If you’re applying or would like to for tax credits you must avoid altering features that characterize a historic property.
To qualify for this program, your building must be listed individually in the National Register of Historic Places or it must be located in a registered historic district and certified by the National Park Service as contributing to the historic significance of that district.
A tax credit differs from an income tax deduction. An income tax deduction lowers the amount of income subject to taxation. A tax credit, however, lowers the amount of tax owed. You will want to consult with an professional historic rehab tax credit consultant.
20% Tax Credit
A 20% income tax credit is available for the rehabilitation of historic, income-producing buildings that are determined by the Secretary of the Interior, through the National Park Service, to be “certified historic structures.” The State Historic Preservation Offices and the National Park Service review the rehabilitation work to ensure that it complies with the Secretary’s Standards for Rehabilitation (www.nps.gov/tps/standards/rehabilitation). The Internal Revenue Service defines qualified rehabilitation expenses on which the credit may be taken. Owner-occupied residential properties do not qualify for the federal rehabilitation tax credit. Learn more about this credit before you apply log onto: www.nps.gov/tps/tax-incentives/before-you-apply.
Each year, Technical Preservation Services approves approximately 1000 projects, leveraging nearly $4 billion annually in private investment in the rehabilitation of historic buildings across the country.
10% Tax Credit
The 10% tax credit is available for the rehabilitation of non-historic buildings placed in service before 1936. The building must be rehabilitated for non-residential use. In order to qualify for the tax credit, the rehabilitation must meet three criteria: at least 50% of the existing external walls must remain in place as external walls, at least 75% of the existing external walls must remain in place as either external or internal walls, or at least 75% of the internal structural framework must remain in place. There is no formal review process for rehabilitations of non-historic buildings. Learn more about this credit in Historic Preservation Tax Incentives.
According to Novogradac an resource center on historic issues and topics, they say that the federal historic tax credit (HTC) program has a significant positive effect on the economy while more than paying for itself, according to the fiscal year (FY) 2012 update of research released annually by Rutgers University and the National Park Service. The Annual Report on the Economic Impact of the Federal Historic Tax Credit for FY 2012 reveals that the federal HTC has created 2.3 million jobs, attracted $106 billion in private investment and restored 38,700 historic buildings since its inception more than 35 years ago. In addition, the report shows that the HTC yields a net benefit to the Treasury Department; the HTC has helped generate nearly $26 billion in federal taxes while costing only $20.5 billion in credits allocated.
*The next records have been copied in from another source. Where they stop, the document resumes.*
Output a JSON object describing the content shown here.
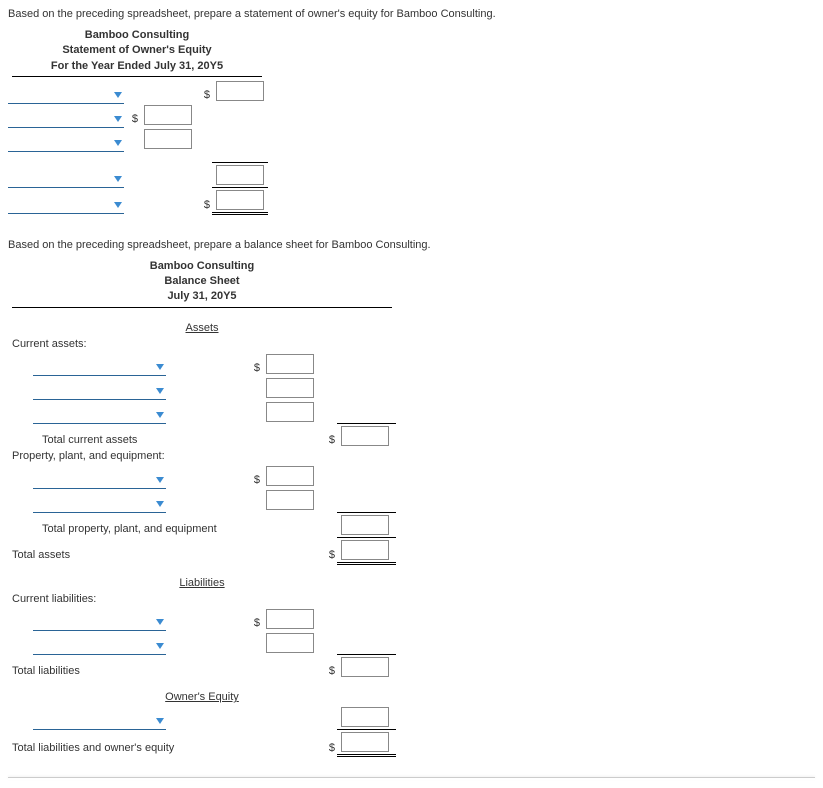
{
  "equity": {
    "instruction": "Based on the preceding spreadsheet, prepare a statement of owner's equity for Bamboo Consulting.",
    "header": {
      "company": "Bamboo Consulting",
      "title": "Statement of Owner's Equity",
      "period": "For the Year Ended July 31, 20Y5"
    },
    "dollar": "$"
  },
  "balance": {
    "instruction": "Based on the preceding spreadsheet, prepare a balance sheet for Bamboo Consulting.",
    "header": {
      "company": "Bamboo Consulting",
      "title": "Balance Sheet",
      "period": "July 31, 20Y5"
    },
    "sections": {
      "assets": "Assets",
      "current_assets": "Current assets:",
      "total_current_assets": "Total current assets",
      "ppe": "Property, plant, and equipment:",
      "total_ppe": "Total property, plant, and equipment",
      "total_assets": "Total assets",
      "liabilities": "Liabilities",
      "current_liabilities": "Current liabilities:",
      "total_liabilities": "Total liabilities",
      "owners_equity": "Owner's Equity",
      "total_liab_equity": "Total liabilities and owner's equity"
    },
    "dollar": "$"
  }
}
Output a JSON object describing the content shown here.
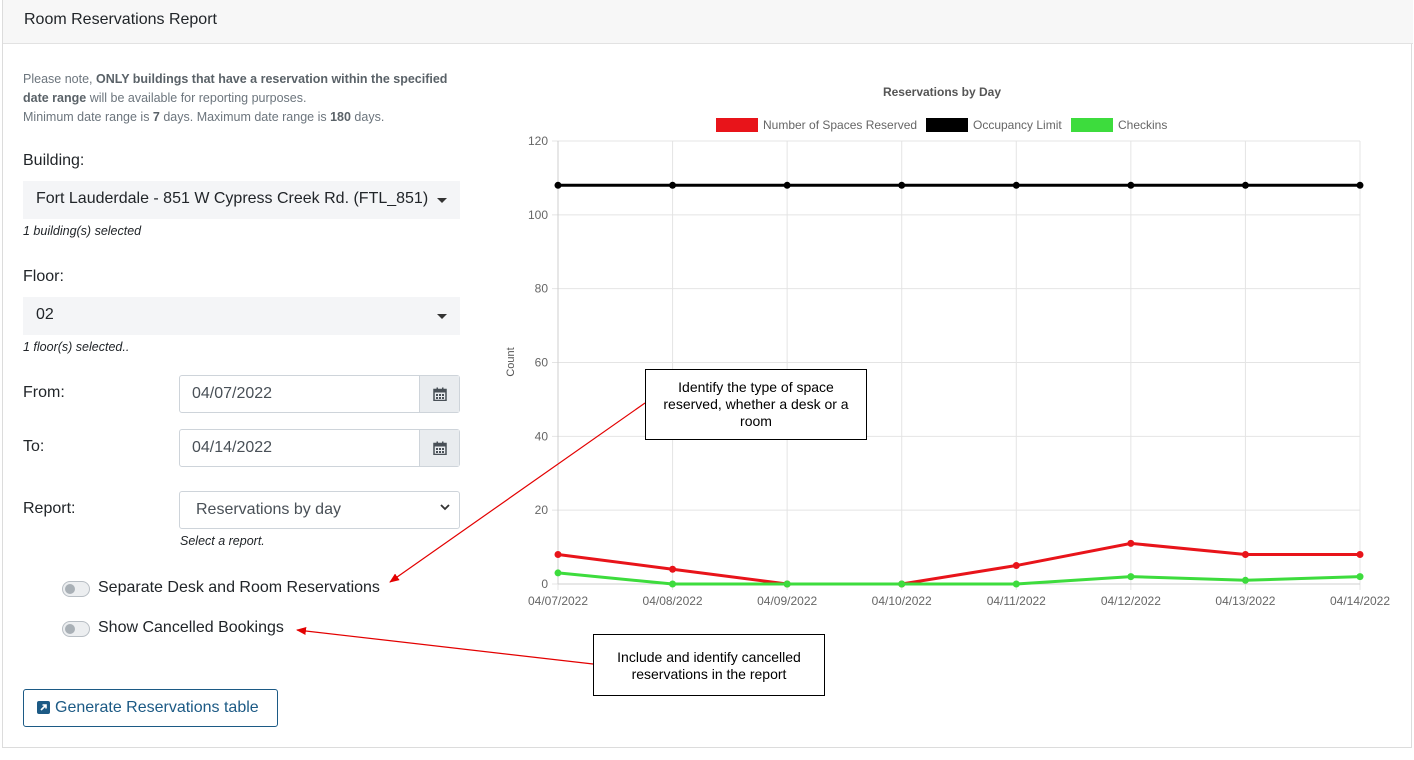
{
  "header": {
    "title": "Room Reservations Report"
  },
  "note": {
    "line1_prefix": "Please note, ",
    "line1_bold": "ONLY buildings that have a reservation within the specified date range",
    "line1_suffix": " will be available for reporting purposes.",
    "line2_prefix": "Minimum date range is ",
    "min_days": "7",
    "line2_mid": " days. Maximum date range is ",
    "max_days": "180",
    "line2_suffix": " days."
  },
  "form": {
    "building_label": "Building:",
    "building_value": "Fort Lauderdale - 851 W Cypress Creek Rd. (FTL_851)",
    "building_help": "1 building(s) selected",
    "floor_label": "Floor:",
    "floor_value": "02",
    "floor_help": "1 floor(s) selected..",
    "from_label": "From:",
    "from_value": "04/07/2022",
    "to_label": "To:",
    "to_value": "04/14/2022",
    "report_label": "Report:",
    "report_value": "Reservations by day",
    "report_help": "Select a report.",
    "toggle_separate_label": "Separate Desk and Room Reservations",
    "toggle_cancelled_label": "Show Cancelled Bookings",
    "generate_button": "Generate Reservations table"
  },
  "callouts": {
    "space_type": "Identify the type of space reserved, whether a desk or a room",
    "cancelled": "Include and identify cancelled reservations in the report"
  },
  "colors": {
    "reserved": "#e8141a",
    "occupancy": "#000000",
    "checkins": "#3ddc3d",
    "annotation_arrow": "#e30000",
    "button_blue": "#1c5a85"
  },
  "chart_data": {
    "type": "line",
    "title": "Reservations by Day",
    "xlabel": "",
    "ylabel": "Count",
    "ylim": [
      0,
      120
    ],
    "yticks": [
      0,
      20,
      40,
      60,
      80,
      100,
      120
    ],
    "grid": true,
    "legend_position": "top",
    "categories": [
      "04/07/2022",
      "04/08/2022",
      "04/09/2022",
      "04/10/2022",
      "04/11/2022",
      "04/12/2022",
      "04/13/2022",
      "04/14/2022"
    ],
    "series": [
      {
        "name": "Number of Spaces Reserved",
        "color": "#e8141a",
        "values": [
          8,
          4,
          0,
          0,
          5,
          11,
          8,
          8
        ]
      },
      {
        "name": "Occupancy Limit",
        "color": "#000000",
        "values": [
          108,
          108,
          108,
          108,
          108,
          108,
          108,
          108
        ]
      },
      {
        "name": "Checkins",
        "color": "#3ddc3d",
        "values": [
          3,
          0,
          0,
          0,
          0,
          2,
          1,
          2
        ]
      }
    ]
  }
}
Rudy Nino is a renovation contractor and advisor with the Blanco Historic Preservation Commission.